Kartick founded Wildlife SOS back in 1995 with Geeta Seshamani, who had a long association with the animal shelter Friendicoes - after seeing the plight of the bears. It currently runs many projects to support bear conservation in India, including the world’s biggest rehabilitation centre for sloth bears in Agra. The ‘dancing bear’ trade happened in the Kalandar community, says Kartick. The work was mostly out of compulsion and ignorance about laws or lack of opportunities. They didn’t have other means of living.

The approach of Wildlife SOS was to basically include the community to end the practice. When they began to crack down on bear poaching, they also worked with the community to improve their social status; helped them with woman empowerment, skill training, alternative employment and also sent over 7,600 children to school.
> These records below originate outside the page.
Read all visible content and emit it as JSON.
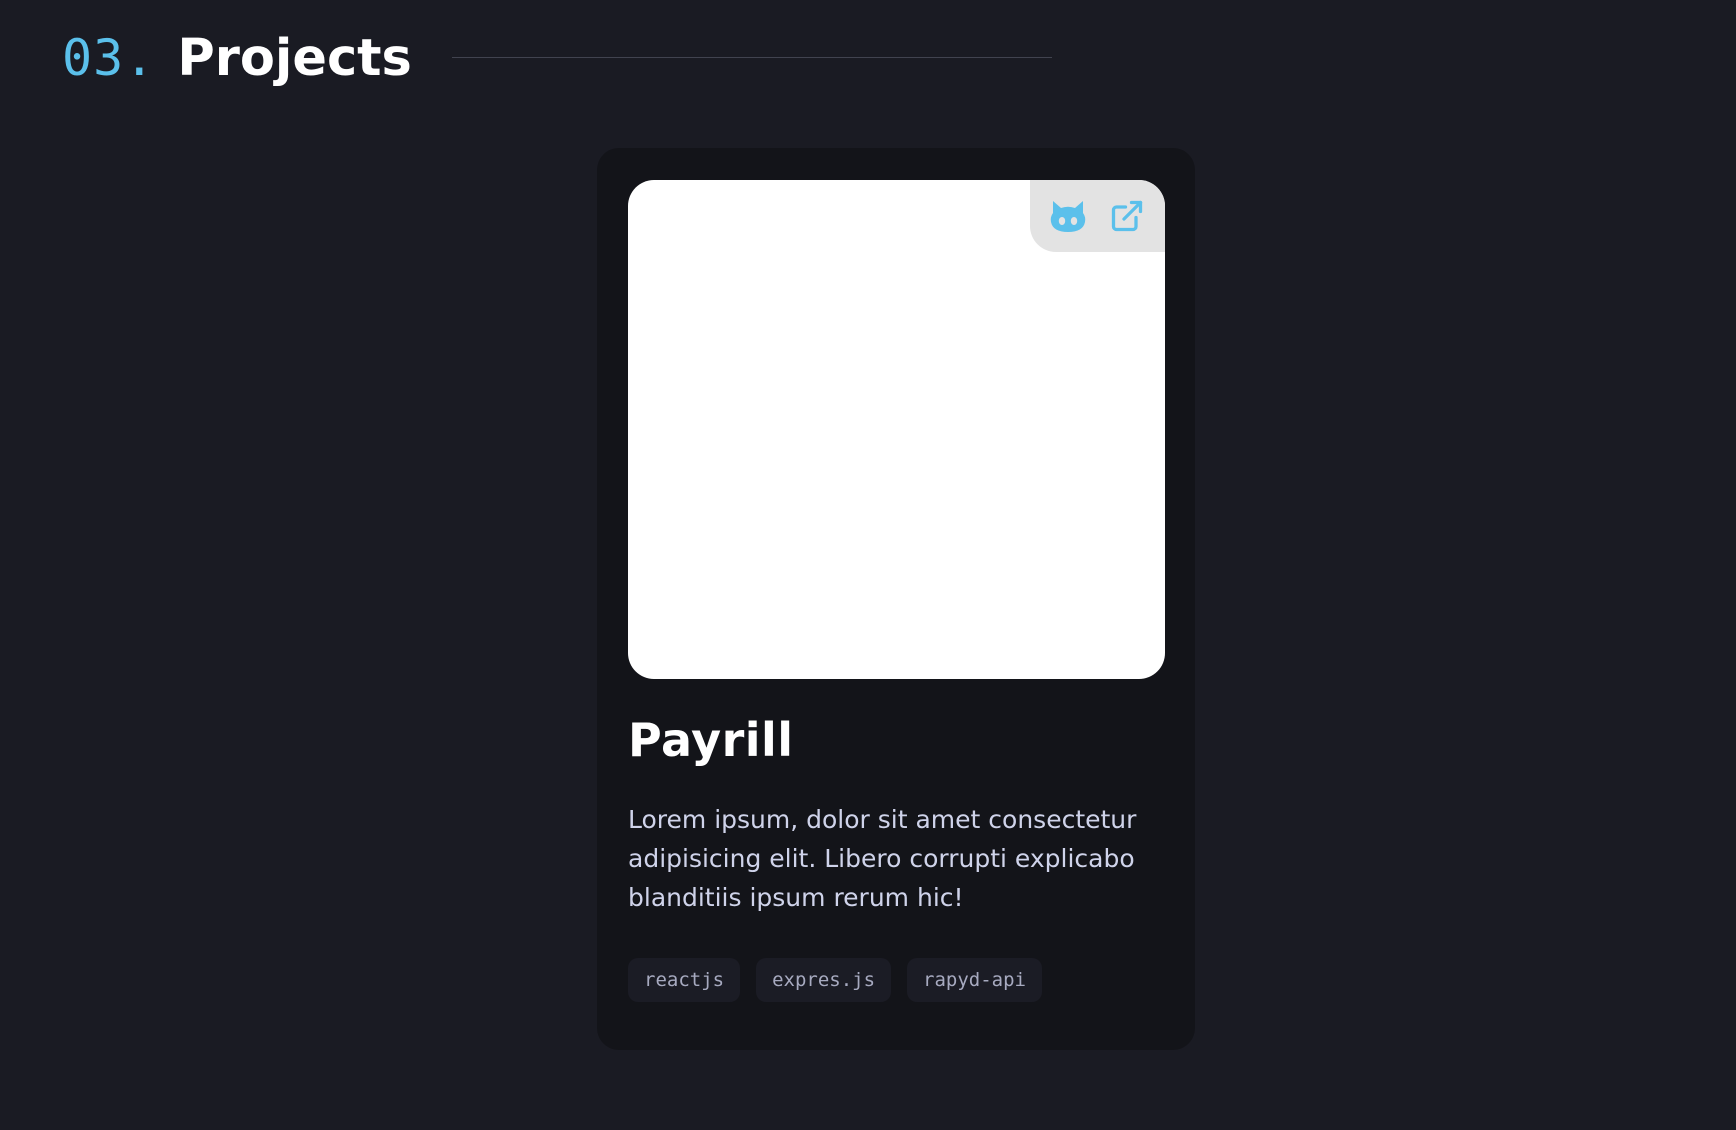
{
  "colors": {
    "background": "#1a1b23",
    "card_background": "#131419",
    "accent": "#5bc0eb",
    "heading": "#ffffff",
    "body_text": "#cfd3ea",
    "tag_background": "#1b1c25",
    "tag_text": "#a7aac0"
  },
  "section": {
    "number": "03.",
    "title": "Projects"
  },
  "project": {
    "title": "Payrill",
    "description": "Lorem ipsum, dolor sit amet consectetur adipisicing elit. Libero corrupti explicabo blanditiis ipsum rerum hic!",
    "links": {
      "github_icon": "github-icon",
      "external_icon": "external-link-icon"
    },
    "tags": [
      "reactjs",
      "expres.js",
      "rapyd-api"
    ]
  }
}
Today, almost 40% of the staff at the Wildlife SOS are members of the community.

No Kalandar child born after 2009 has seen a bear in his or her home, and that can be counted as success enough for Wildlife SOS. The 4,000 Kalandar families do not depend on this illegal trade for sustenance anymore. The ‘Kalandar Rehabilitation Project’ has ended the tradition of 4 centuries.

Rehabilitating both man and the wild animals, Wildlife SOS has also taken the responsibility of providing a home to the bears that have rescued. Almost 1000 bears are now taken care of, at their centres located in Agra, Bengaluru, Madhya Pradesh and West Bengal.

Motivated by their success with bears, Kartick has expanded his conservation efforts to include other wild beasts too. The organisation now works along with elephants, leopards and reptiles. It now protects them from illegal poaching and provides them vital medical care. Each one of their 12 animal rescue centres in India gives Kartick immense happiness. He just has to sit, watch an elephant play in the water, a leopard peeking out of his den, a bear climbing a tree at the rescue centre, and he is at peace, knowing that he has brought these animals the dignity and freedom they rightfully deserve.

Looking after 1000s of rescued animals, or even protecting those living in the wild is by no means an easy thing to do. But Kartick firmly believes animals and people can live together in harmony. He says that in educating people on wildlife, including teaching them avoidance behaviour and how to cope with man-animal conflict, he believes that he’s building the bridge to coexistence and respect for our nature.